The Long-Term Effect of Premier Pay for Performance on Patient Outcomes

The federal Centers for Medicare and Medicare Services recently completed a 6-year demonstration of a pay-for-performance program, the Premier Hospital Quality Incentive Demonstration (Premier HQID). Under the program, which began by invitation in 2003, hospitals agreed to provide data on 33 medical measures for three medical conditions (acute myocardial infarction, congestive heart failure, and pneumonia) and two surgical procedures (coronary-artery bypass grafting and total hip or knee replacement). Top-performing hospitals received bonus payments (1% to 2%) while underperforming hospitals were similarly penalized.

To find out the effect of the quality incentive program, researchers compared 252 Premier HQID hospitals with 3,363 hospitals that did not participate in the program and only publicly reported data. The Premier HQID hospitals tended to be larger, more often nonprofit or teaching hospitals, and located in urban areas in southern states. Premier hospital patients were slightly older, less likely to be female, and more likely to be Black.

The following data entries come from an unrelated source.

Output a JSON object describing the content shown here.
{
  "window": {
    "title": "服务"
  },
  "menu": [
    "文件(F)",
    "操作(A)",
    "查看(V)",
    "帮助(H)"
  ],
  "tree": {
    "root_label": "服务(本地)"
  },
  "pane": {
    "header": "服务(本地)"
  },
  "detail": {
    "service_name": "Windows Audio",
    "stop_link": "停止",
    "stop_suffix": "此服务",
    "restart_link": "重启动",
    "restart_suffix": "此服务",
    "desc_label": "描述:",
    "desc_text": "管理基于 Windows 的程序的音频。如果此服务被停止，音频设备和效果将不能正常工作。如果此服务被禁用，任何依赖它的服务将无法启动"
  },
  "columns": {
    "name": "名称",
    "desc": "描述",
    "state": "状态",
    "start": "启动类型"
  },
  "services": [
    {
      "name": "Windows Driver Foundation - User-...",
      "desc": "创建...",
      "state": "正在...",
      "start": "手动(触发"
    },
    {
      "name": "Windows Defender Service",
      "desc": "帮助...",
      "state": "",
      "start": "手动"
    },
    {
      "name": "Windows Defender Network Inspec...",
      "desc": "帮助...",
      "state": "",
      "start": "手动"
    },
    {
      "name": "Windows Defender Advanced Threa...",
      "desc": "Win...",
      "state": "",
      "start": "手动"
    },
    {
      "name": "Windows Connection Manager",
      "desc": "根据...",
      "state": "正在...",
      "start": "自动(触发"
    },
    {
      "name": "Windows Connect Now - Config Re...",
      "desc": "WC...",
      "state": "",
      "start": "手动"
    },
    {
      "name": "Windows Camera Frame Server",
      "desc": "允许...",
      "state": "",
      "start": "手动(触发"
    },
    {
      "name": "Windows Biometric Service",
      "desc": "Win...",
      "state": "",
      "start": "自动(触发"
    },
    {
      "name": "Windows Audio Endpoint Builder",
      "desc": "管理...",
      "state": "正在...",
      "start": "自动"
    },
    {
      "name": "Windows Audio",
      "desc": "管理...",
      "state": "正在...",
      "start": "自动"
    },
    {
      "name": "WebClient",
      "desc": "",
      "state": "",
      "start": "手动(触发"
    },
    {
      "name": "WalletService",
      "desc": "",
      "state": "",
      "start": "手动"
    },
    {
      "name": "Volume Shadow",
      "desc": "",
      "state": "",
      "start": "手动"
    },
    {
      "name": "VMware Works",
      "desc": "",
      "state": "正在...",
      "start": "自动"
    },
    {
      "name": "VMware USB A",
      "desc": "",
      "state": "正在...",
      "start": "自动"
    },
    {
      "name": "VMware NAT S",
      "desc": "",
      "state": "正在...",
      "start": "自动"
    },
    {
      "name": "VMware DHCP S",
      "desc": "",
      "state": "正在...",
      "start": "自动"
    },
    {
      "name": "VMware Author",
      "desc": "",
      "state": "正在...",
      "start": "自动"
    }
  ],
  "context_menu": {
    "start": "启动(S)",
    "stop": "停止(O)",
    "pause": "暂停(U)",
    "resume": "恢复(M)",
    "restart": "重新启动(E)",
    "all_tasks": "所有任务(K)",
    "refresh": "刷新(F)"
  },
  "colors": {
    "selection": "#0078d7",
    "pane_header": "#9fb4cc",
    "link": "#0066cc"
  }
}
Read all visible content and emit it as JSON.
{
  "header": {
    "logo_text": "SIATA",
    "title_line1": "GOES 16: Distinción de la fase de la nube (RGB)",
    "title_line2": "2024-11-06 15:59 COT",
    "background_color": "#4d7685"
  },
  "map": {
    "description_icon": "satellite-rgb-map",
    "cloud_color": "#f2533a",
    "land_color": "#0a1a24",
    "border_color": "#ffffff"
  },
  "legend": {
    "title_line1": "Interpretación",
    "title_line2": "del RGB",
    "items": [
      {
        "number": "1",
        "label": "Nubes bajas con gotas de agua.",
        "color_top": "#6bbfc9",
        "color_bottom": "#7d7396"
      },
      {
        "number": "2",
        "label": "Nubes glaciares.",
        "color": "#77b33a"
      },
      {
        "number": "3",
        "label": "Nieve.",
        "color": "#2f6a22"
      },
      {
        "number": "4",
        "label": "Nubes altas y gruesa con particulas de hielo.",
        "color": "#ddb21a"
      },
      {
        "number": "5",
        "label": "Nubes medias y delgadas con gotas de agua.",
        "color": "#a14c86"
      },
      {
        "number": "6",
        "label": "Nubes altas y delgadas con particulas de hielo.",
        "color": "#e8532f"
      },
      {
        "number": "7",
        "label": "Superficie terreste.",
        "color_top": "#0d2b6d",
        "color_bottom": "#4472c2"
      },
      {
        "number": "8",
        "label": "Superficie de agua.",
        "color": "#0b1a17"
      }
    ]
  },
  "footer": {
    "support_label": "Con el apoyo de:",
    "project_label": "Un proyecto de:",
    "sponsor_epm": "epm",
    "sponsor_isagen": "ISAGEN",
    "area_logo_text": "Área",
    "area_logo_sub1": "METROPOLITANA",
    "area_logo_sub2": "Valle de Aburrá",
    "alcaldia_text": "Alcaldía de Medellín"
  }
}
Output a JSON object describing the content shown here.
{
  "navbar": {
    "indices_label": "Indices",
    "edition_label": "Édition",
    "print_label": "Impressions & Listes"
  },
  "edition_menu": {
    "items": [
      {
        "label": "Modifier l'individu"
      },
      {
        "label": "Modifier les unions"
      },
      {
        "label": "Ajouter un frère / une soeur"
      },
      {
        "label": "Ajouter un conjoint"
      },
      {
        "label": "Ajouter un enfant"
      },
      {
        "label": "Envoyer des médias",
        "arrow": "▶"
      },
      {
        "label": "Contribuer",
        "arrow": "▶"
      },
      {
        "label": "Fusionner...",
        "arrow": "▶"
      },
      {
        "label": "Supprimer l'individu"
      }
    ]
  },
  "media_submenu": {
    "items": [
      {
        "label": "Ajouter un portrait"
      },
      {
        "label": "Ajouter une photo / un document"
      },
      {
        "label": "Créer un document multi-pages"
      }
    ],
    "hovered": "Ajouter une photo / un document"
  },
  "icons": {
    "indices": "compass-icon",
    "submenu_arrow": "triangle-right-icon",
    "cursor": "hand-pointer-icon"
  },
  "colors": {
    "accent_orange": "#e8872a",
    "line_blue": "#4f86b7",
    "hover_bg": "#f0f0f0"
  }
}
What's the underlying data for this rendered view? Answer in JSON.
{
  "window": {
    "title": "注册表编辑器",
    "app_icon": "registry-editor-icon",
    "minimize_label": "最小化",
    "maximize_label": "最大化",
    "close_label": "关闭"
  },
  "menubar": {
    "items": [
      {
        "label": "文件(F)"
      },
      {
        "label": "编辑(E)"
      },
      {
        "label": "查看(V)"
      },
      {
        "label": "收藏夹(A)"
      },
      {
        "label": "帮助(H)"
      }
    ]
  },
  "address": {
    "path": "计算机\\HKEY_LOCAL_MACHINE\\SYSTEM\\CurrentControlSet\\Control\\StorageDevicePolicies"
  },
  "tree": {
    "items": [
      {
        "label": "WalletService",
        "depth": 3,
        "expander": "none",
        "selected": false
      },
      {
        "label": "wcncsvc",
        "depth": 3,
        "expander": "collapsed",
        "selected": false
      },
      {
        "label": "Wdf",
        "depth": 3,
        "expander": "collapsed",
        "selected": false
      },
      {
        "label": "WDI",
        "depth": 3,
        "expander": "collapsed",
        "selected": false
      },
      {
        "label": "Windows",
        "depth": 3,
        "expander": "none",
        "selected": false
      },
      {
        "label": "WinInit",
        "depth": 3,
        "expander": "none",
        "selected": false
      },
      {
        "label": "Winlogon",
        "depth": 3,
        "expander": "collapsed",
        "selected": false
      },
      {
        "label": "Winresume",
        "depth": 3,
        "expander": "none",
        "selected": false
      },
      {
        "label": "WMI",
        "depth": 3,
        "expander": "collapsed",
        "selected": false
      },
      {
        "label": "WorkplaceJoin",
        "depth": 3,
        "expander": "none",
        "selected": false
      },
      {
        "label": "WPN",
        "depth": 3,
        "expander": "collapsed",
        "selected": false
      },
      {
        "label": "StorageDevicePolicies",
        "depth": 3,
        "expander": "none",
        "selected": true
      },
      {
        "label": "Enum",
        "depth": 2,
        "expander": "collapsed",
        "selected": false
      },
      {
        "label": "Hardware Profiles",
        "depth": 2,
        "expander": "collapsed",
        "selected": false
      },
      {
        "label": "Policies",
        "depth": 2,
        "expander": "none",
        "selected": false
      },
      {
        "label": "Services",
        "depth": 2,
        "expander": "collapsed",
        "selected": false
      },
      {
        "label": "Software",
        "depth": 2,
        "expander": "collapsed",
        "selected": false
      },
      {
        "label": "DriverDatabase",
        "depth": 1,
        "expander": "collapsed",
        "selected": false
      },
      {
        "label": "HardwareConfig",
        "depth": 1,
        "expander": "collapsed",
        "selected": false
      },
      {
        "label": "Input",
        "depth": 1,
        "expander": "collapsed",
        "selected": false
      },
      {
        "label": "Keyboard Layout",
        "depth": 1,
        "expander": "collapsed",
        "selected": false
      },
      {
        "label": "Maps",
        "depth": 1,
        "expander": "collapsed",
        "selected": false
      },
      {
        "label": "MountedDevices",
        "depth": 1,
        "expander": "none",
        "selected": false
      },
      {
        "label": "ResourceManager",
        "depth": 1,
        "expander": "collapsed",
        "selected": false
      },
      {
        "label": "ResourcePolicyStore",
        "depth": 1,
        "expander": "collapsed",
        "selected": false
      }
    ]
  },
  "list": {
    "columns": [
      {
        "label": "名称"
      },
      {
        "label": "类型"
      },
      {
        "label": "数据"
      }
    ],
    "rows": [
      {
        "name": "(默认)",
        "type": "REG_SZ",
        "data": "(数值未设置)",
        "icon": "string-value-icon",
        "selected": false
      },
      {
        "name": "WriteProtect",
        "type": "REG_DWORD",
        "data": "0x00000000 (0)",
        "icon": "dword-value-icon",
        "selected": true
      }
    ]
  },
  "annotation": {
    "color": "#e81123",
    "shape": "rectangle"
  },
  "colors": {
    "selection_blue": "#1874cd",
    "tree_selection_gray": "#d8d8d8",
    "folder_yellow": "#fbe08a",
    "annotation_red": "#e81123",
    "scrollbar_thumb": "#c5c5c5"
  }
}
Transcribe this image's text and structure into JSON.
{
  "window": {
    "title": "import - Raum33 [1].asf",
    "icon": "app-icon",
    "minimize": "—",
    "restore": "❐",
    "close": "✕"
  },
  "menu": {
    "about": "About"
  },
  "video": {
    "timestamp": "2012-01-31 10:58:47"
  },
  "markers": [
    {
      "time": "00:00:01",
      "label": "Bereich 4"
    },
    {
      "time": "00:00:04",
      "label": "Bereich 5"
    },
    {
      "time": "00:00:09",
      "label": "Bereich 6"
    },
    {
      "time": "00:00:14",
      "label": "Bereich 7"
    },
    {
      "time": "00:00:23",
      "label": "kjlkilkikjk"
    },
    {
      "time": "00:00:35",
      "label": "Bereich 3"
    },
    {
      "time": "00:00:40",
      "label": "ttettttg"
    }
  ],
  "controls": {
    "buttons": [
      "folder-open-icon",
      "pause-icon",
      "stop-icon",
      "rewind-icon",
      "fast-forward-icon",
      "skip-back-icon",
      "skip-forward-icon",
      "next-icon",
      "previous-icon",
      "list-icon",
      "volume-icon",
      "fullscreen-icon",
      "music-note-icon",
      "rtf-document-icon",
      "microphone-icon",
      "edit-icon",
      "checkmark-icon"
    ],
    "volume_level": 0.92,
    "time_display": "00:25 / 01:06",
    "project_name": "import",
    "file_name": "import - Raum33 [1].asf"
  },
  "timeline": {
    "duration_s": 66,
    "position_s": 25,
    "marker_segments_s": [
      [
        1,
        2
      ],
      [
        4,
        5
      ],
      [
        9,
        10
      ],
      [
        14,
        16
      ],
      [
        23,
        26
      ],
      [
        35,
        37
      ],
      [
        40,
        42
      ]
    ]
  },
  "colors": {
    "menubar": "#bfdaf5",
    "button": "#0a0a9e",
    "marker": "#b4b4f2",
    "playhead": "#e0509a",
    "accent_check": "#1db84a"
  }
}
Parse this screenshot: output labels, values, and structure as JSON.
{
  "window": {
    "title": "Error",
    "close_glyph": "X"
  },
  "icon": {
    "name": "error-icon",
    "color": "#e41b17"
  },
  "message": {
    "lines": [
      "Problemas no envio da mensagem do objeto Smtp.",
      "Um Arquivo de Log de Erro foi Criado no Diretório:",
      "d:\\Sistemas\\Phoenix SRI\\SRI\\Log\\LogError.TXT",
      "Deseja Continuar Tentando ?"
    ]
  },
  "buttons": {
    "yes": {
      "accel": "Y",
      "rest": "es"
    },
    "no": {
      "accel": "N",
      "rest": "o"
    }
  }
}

The researchers found little evidence that participation in the Premier HQID program was associated with declines in mortality. At the end of the incentive program, both types of hospitals had similar mortality rates—11.82 percent for participating Premier hospitals and 11.74 percent for the other hospitals.